A word-for-word copy of the listing that follows is required.
[Start of section]
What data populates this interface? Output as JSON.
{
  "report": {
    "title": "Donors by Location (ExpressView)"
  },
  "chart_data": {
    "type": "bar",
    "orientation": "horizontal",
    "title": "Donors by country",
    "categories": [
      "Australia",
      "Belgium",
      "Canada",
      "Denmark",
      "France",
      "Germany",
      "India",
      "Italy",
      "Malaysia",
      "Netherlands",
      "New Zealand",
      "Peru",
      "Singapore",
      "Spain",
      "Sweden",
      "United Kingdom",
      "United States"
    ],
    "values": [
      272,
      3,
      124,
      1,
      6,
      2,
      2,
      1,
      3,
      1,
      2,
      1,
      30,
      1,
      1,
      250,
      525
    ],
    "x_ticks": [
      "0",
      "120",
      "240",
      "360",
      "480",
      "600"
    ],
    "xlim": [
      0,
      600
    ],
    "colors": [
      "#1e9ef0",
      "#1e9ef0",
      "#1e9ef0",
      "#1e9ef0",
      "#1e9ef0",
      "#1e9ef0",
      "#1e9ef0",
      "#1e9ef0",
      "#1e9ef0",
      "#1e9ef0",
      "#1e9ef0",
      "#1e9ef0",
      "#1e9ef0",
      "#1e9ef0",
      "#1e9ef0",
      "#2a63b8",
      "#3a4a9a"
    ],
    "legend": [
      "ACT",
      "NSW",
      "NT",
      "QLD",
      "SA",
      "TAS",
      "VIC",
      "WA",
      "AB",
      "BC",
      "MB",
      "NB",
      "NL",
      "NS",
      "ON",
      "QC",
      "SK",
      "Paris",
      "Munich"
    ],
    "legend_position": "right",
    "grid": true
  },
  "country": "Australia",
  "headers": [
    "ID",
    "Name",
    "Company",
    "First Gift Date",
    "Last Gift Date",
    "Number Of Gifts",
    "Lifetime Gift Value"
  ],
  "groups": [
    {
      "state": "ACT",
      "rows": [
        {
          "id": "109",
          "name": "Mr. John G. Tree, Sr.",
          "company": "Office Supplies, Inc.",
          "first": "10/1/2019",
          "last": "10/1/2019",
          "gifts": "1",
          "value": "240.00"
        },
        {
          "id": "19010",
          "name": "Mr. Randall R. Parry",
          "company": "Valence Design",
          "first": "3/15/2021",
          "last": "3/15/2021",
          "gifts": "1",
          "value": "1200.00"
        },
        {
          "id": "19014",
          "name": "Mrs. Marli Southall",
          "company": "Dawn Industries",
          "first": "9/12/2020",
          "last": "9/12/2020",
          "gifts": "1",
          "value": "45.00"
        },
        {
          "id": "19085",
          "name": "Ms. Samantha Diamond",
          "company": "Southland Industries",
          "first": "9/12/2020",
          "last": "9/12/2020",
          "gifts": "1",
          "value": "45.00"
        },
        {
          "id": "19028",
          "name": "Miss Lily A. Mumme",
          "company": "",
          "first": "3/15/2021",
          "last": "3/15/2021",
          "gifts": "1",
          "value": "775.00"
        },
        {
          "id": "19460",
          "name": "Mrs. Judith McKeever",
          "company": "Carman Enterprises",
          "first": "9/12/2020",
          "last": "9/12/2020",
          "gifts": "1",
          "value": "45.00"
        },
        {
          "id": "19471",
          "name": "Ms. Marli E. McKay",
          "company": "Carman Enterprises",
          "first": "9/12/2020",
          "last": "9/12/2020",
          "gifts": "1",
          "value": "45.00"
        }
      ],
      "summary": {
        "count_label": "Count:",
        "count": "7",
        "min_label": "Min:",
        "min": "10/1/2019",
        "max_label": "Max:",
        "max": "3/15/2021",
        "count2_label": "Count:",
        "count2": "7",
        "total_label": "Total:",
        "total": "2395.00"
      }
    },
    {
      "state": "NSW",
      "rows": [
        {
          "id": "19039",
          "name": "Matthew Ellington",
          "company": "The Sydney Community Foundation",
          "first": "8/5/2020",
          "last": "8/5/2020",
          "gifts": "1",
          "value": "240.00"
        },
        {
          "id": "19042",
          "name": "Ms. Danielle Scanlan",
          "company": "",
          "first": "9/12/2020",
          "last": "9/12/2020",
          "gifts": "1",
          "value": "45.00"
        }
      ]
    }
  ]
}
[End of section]
* Response to the task *
What data populates this interface? Output as JSON.
{
  "report": {
    "title": "Donors by Location (ExpressView)"
  },
  "chart_data": {
    "type": "bar",
    "orientation": "horizontal",
    "title": "Donors by country",
    "categories": [
      "Australia",
      "Belgium",
      "Canada",
      "Denmark",
      "France",
      "Germany",
      "India",
      "Italy",
      "Malaysia",
      "Netherlands",
      "New Zealand",
      "Peru",
      "Singapore",
      "Spain",
      "Sweden",
      "United Kingdom",
      "United States"
    ],
    "values": [
      272,
      3,
      124,
      1,
      6,
      2,
      2,
      1,
      3,
      1,
      2,
      1,
      30,
      1,
      1,
      250,
      525
    ],
    "x_ticks": [
      "0",
      "120",
      "240",
      "360",
      "480",
      "600"
    ],
    "xlim": [
      0,
      600
    ],
    "colors": [
      "#1e9ef0",
      "#1e9ef0",
      "#1e9ef0",
      "#1e9ef0",
      "#1e9ef0",
      "#1e9ef0",
      "#1e9ef0",
      "#1e9ef0",
      "#1e9ef0",
      "#1e9ef0",
      "#1e9ef0",
      "#1e9ef0",
      "#1e9ef0",
      "#1e9ef0",
      "#1e9ef0",
      "#2a63b8",
      "#3a4a9a"
    ],
    "legend": [
      "ACT",
      "NSW",
      "NT",
      "QLD",
      "SA",
      "TAS",
      "VIC",
      "WA",
      "AB",
      "BC",
      "MB",
      "NB",
      "NL",
      "NS",
      "ON",
      "QC",
      "SK",
      "Paris",
      "Munich"
    ],
    "legend_position": "right",
    "grid": true
  },
  "country": "Australia",
  "headers": [
    "ID",
    "Name",
    "Company",
    "First Gift Date",
    "Last Gift Date",
    "Number Of Gifts",
    "Lifetime Gift Value"
  ],
  "groups": [
    {
      "state": "ACT",
      "rows": [
        {
          "id": "109",
          "name": "Mr. John G. Tree, Sr.",
          "company": "Office Supplies, Inc.",
          "first": "10/1/2019",
          "last": "10/1/2019",
          "gifts": "1",
          "value": "240.00"
        },
        {
          "id": "19010",
          "name": "Mr. Randall R. Parry",
          "company": "Valence Design",
          "first": "3/15/2021",
          "last": "3/15/2021",
          "gifts": "1",
          "value": "1200.00"
        },
        {
          "id": "19014",
          "name": "Mrs. Marli Southall",
          "company": "Dawn Industries",
          "first": "9/12/2020",
          "last": "9/12/2020",
          "gifts": "1",
          "value": "45.00"
        },
        {
          "id": "19085",
          "name": "Ms. Samantha Diamond",
          "company": "Southland Industries",
          "first": "9/12/2020",
          "last": "9/12/2020",
          "gifts": "1",
          "value": "45.00"
        },
        {
          "id": "19028",
          "name": "Miss Lily A. Mumme",
          "company": "",
          "first": "3/15/2021",
          "last": "3/15/2021",
          "gifts": "1",
          "value": "775.00"
        },
        {
          "id": "19460",
          "name": "Mrs. Judith McKeever",
          "company": "Carman Enterprises",
          "first": "9/12/2020",
          "last": "9/12/2020",
          "gifts": "1",
          "value": "45.00"
        },
        {
          "id": "19471",
          "name": "Ms. Marli E. McKay",
          "company": "Carman Enterprises",
          "first": "9/12/2020",
          "last": "9/12/2020",
          "gifts": "1",
          "value": "45.00"
        }
      ],
      "summary": {
        "count_label": "Count:",
        "count": "7",
        "min_label": "Min:",
        "min": "10/1/2019",
        "max_label": "Max:",
        "max": "3/15/2021",
        "count2_label": "Count:",
        "count2": "7",
        "total_label": "Total:",
        "total": "2395.00"
      }
    },
    {
      "state": "NSW",
      "rows": [
        {
          "id": "19039",
          "name": "Matthew Ellington",
          "company": "The Sydney Community Foundation",
          "first": "8/5/2020",
          "last": "8/5/2020",
          "gifts": "1",
          "value": "240.00"
        },
        {
          "id": "19042",
          "name": "Ms. Danielle Scanlan",
          "company": "",
          "first": "9/12/2020",
          "last": "9/12/2020",
          "gifts": "1",
          "value": "45.00"
        }
      ]
    }
  ]
}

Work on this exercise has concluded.